• _What to produce_
Only a number is expected: how many lines in the data below contain the word "List".

---------- Source material

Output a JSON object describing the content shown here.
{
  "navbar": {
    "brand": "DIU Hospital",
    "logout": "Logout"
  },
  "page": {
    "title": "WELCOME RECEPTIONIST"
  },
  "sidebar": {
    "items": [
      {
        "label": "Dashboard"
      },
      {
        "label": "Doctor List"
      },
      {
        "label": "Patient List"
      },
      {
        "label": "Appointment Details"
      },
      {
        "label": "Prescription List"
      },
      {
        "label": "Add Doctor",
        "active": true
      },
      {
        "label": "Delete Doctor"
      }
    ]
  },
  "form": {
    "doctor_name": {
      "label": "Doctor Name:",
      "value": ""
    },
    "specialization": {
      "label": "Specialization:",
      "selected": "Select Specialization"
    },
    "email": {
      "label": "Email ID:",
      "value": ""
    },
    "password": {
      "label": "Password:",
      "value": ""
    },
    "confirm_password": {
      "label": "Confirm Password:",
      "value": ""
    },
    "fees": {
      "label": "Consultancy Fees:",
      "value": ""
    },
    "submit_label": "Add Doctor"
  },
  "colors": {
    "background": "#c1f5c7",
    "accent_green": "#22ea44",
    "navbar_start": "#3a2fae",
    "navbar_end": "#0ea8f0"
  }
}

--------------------

• _Output below_
3